E. James Holland and The History of The Symposium
By special action of the Board of Regents of the Texas University System in 2003, the ASU Symposium was renamed the E. James Holland University Symposium on American Values in honor of the retired Dean of the College of Liberal and Fine Arts, who established the annual event in 1984.
During his 36 years at ASU, Holland served the university as Professor of Government and Head of the Government Department, Director of Curriculum Development, Associate VP for Academic Affairs, and Dean of the College of Liberal and Fine Arts. With degrees from Southwestern University, Yale Divinity School, and The American University in Washington, D.C., Holland was instrumental in developing the university’s international student and faculty exchange program and in establishing new degree programs in international studies, communications, studio arts, and criminal justice.
Holland is an active member of the San Angelo community, serving as president of Adult Day Care, Concho Educators Federal Credit Union, and United Campus Ministries and as a member of the Ancillary Manpower Planning Board of the Concho Valley Council of Government. He is also active in St. Luke’s United Methodist Church, where he chaired the Administrative Board of the Finance Committee.
Since its inception, the Symposium has brought more than 50 nationally prominent scholars, academicians, and policy-makers to the ASU campus to provoke thought and discussion on a wide range of themes.
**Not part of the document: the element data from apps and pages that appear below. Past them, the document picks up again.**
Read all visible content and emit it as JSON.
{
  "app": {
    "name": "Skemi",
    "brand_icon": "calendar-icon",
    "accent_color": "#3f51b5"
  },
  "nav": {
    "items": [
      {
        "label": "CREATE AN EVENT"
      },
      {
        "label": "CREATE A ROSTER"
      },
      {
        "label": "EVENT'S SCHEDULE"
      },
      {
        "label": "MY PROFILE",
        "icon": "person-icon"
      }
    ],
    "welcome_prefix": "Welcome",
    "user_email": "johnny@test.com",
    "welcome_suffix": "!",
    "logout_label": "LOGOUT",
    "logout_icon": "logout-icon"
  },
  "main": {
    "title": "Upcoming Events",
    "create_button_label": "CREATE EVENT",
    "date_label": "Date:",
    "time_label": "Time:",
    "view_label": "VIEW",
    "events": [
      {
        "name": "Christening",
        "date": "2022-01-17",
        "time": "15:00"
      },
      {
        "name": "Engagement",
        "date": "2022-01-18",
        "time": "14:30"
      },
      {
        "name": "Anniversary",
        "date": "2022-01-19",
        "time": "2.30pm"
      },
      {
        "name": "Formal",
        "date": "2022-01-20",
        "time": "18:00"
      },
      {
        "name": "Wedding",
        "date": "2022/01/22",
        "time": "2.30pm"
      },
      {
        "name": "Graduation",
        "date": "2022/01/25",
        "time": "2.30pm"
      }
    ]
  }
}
A collaboration of students, faculty members, and administrators, the Symposium is dedicated to improving the overall academic environment of the University and committed to exploring the national character as expressed in issues related to American values.
The two-day Symposium, sponsored by the Office of the Vice President for Academic Affairs, is the central event in a broader program of related activities, including class visits by the featured presenters, a video production of the Symposium itself, and a creative contest with cash awards for students.
October 25, 2010
C.J. Davidson Conference Center, [UC]
October 26, 2010
Dr. James Katz
C.J. Davidson Conference Center, [UC]
All sessions are free.